We can’t say yet if the latest fighting between Israel and Hamas is the start of ‘the big one’, a new Palestinian intifada, or uprising. That possibility was raised by the grandest of Middle East commentators, Thomas Friedman, in the New York Times. Friedman is sometimes mocked for his prognostications. A ‘Friedman’ is defined as six months because of his repeated statements that the ‘next six months’ would be critical for the US in Iraq, the light at the end of the tunnel visible only then. He also praised the ‘new ideas’ of Saudi Arabia’s ruler, Mohammed bin Salman, before it turned out that one of those new ideas was to dismember his critics with a bonesaw. Perhaps there will be another intifada, though as I write events are not moving that way.
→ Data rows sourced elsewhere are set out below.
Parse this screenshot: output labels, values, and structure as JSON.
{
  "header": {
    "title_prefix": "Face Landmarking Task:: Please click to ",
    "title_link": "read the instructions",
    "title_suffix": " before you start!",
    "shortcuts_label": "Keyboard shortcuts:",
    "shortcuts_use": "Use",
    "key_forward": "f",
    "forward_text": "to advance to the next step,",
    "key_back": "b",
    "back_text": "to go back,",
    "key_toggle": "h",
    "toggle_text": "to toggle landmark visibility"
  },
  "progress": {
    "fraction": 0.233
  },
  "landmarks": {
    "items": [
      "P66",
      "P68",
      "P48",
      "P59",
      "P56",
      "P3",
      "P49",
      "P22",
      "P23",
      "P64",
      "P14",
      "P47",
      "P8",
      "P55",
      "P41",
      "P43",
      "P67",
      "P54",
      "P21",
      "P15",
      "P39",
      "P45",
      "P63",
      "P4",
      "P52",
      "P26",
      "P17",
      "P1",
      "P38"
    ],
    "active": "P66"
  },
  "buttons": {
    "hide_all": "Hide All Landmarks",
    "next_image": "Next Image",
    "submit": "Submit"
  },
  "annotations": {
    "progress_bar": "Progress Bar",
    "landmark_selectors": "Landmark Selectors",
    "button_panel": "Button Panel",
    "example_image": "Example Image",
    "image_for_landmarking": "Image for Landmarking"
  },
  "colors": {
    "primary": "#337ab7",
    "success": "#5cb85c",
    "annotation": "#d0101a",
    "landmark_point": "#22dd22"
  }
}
We should worry more about what the conflict between Israel and Hamas tells us about the real ‘big one’: war between Israel and Iran.
So far, this round of Israeli-Palestinian bloodletting has followed a familiar script. Hamas fires rockets; Israel hits back, hard. At last count, Hamas has fired 3,200 rockets into Israel — but these are crudely made projectiles and are by and large not accurate, most falling harmlessly on open ground. There have been relatively few casualties: ten people, including two children. The Israeli military, on the other hand, has modern, precision-guided weaponry. If it wants to hit a particular building, it will. The Palestinians say more than 200 people have been killed, 60 of them children. Israel’s critics call this collective punishment, an ‘eye for an eyelash’. Israel’s defenders say that Hamas puts military hardware next to civilians. There is a measure of truth in both arguments.